Mokusei/Osmanthus in Japanese Literature



Mokusei/Osmanthus in Japanese Literature

Early afternoon had waned, and with it the gentle showers had ceased, so that the grounds of Ayame lay glistening like a blaze of jewels where a golden sun lingered on the raindrops. A lane of burnt umber tints ran mingling with a thousand variant greens on this palette of nature, untouched here by the scalpel of man, and the scent of mokusei was damp and sweet as the breathing of a little child—a little lisping child with the bloom still fresh upon it.
The lords of dawn: a novel
By George Turner Marsh, Ronald Temple

Upon reaching the third floor, Shizuo drew the curtains back from the window and flung it open:
"Will you come here?" she said, "You will have a very fine view."
"Oh, what a lovely view of Fuji, and what a delicious scent, have you mokusei* in the garden?"
The air was pure and refreshing, as it often is in autumn, with that feeling of exhilaration and buoyancy ; the rays of the sun shone on the figure oi the lady; and she looked like a pure white flower set in a vase which enhanced her beauty.
The gold demon
By Kōyō Ozaki, Mary von Fallot Lloyd

The ground is everywhere hidden by a fine thick moss of so warm a color, that the brightest foliage of the varied shrubbery above it looks sombre by contrast; and the bases of walls, the pedestals of monuments, the stonework of the bell-tower, the masonry of the ancient well, are muffled with the same luminous growth. Maples and pines and cryptomerias screen the facade of the temple; and, if your visit be in autumn, you may find the whole court filled with the sweet heavy perfume of the mokusei ^blossom. After having looked at the strange temple, you would find it worth while to enter the cemetery, by the black gate on the west side of the court.
Exotics and retrospectives
By Lafcadio Hearn

O MOKUSEI, mokusei blooming faithfully in the absence of the master, piercing sweet is your subtle fragrance, pervading my soulwith the quickening pain of remembrance! Vividly I remember one evening when the master and I went to the temple fair near by and together brought you back with joy. As we passed along the street, carrying you home in a jinrikisha, all the people turned to see whence came the unexpected breath of fragrance permeating the dimly lighted roadway.
"O the sweet scent!" they exclaimed. "O the sweet scent! It is the mokusei, the mokusei!"
The next morning we planted you in the garden near the front veranda with the hope of enjoying you in the years to come.
Since then year by year in the autumn you have more than fulfilled the hope you gave.
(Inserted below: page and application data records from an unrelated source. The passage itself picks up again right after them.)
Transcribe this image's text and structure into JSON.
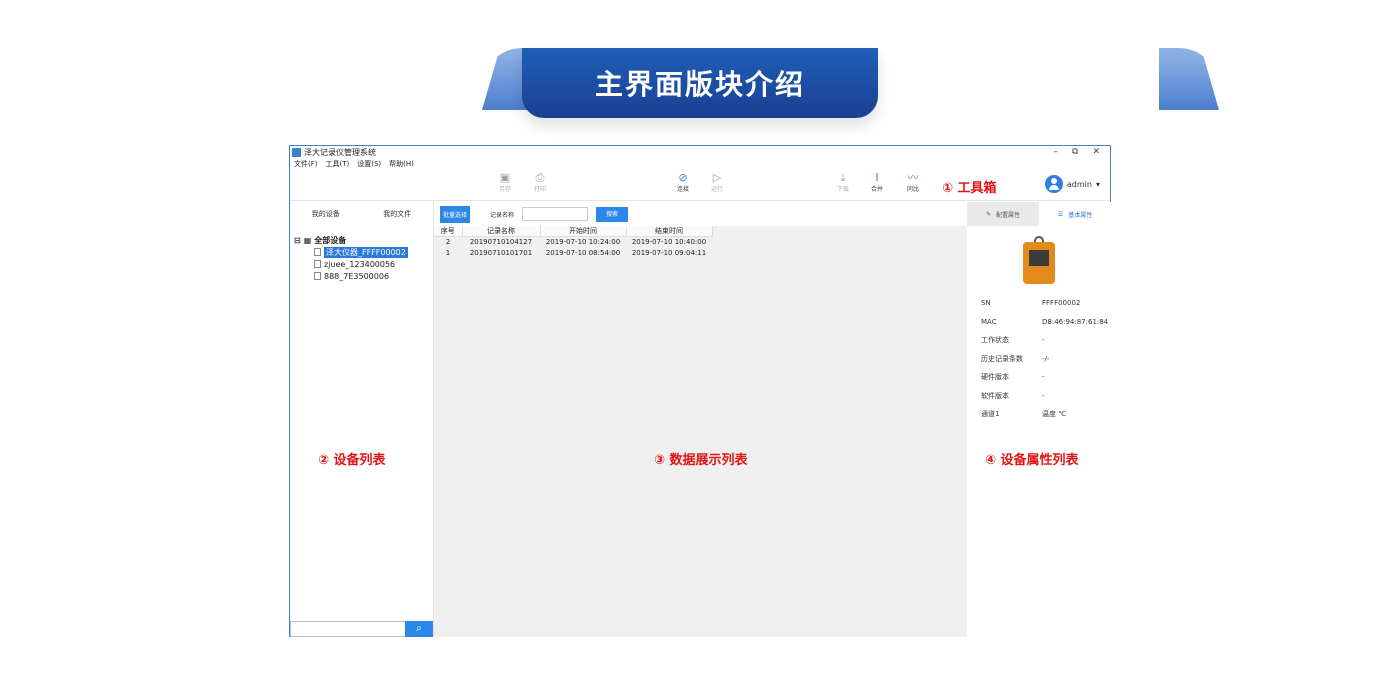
{
  "banner": {
    "title": "主界面版块介绍"
  },
  "window": {
    "title": "泽大记录仪管理系统",
    "controls": [
      "–",
      "⧉",
      "✕"
    ]
  },
  "menu": {
    "items": [
      "文件(F)",
      "工具(T)",
      "设置(S)",
      "帮助(H)"
    ]
  },
  "toolbar": {
    "save": "另存",
    "print": "打印",
    "connect": "连接",
    "run": "运行",
    "download": "下载",
    "merge": "合并",
    "compare": "同比",
    "annotation": "① 工具箱",
    "user": "admin"
  },
  "left": {
    "tab_devices": "我的设备",
    "tab_files": "我的文件",
    "root": "全部设备",
    "devices": [
      "泽大仪器_FFFF00002",
      "zjuee_123400056",
      "888_7E3500006"
    ],
    "annotation": "② 设备列表"
  },
  "center": {
    "batch_button": "批量选择",
    "record_name_label": "记录名称",
    "search_button": "搜索",
    "columns": [
      "序号",
      "记录名称",
      "开始时间",
      "结束时间"
    ],
    "rows": [
      [
        "2",
        "20190710104127",
        "2019-07-10 10:24:00",
        "2019-07-10 10:40:00"
      ],
      [
        "1",
        "20190710101701",
        "2019-07-10 08:54:00",
        "2019-07-10 09:04:11"
      ]
    ],
    "annotation": "③ 数据展示列表"
  },
  "right": {
    "tab_config": "配置属性",
    "tab_basic": "基本属性",
    "props": [
      {
        "k": "SN",
        "v": "FFFF00002"
      },
      {
        "k": "MAC",
        "v": "D8:46:94:87:61:84"
      },
      {
        "k": "工作状态",
        "v": "-"
      },
      {
        "k": "历史记录条数",
        "v": "-/-"
      },
      {
        "k": "硬件版本",
        "v": "-"
      },
      {
        "k": "软件版本",
        "v": "-"
      },
      {
        "k": "通道1",
        "v": "温度  ℃"
      }
    ],
    "annotation": "④ 设备属性列表"
  },
  "colors": {
    "accent": "#2b88e8",
    "annotation": "#e31414",
    "banner": "#1f5fb8"
  }
}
Your tiny starlike blossoms, orange-hued, almost hidden under the clustering dark green leaves, have bloomed in dainty fragile beauty and filled our guest-room and garden with the sweetest of perfume....
The Golden Mokusei by Yukio Ozaki

In parks and temple courts the purple and white wistaria also furnish a grand display. We have seen one vine, the favourite retreat of sullen-faced old monks, covering an arbour forty feet square, on the under side of which hung in profusion and indescribable splendour the purple racemes, sometimes four feet long, till the whole looked like a waving mass of silken ribbons. But in springtime, nature, unaided, offers this priceless treat to the passerby from beautiful trailers which festoon the thickets of roadside and woodland. But space forbids to more than mention the crape myrtle, the sweet-scented magnolia and mokusei (Osmanthus fragrans); the lotus which transform a slimy pond into a paradise; the iris—in various shades of blue, purple, pink and yellow, as well as white; the great blue campanula; the beautiful hydrangea, which in the process of blooming are successively arrayed in light green, white, pink, purple and blue.
By Nippon's lotus ponds: pen pictures of real Japan
 By Matthias Klein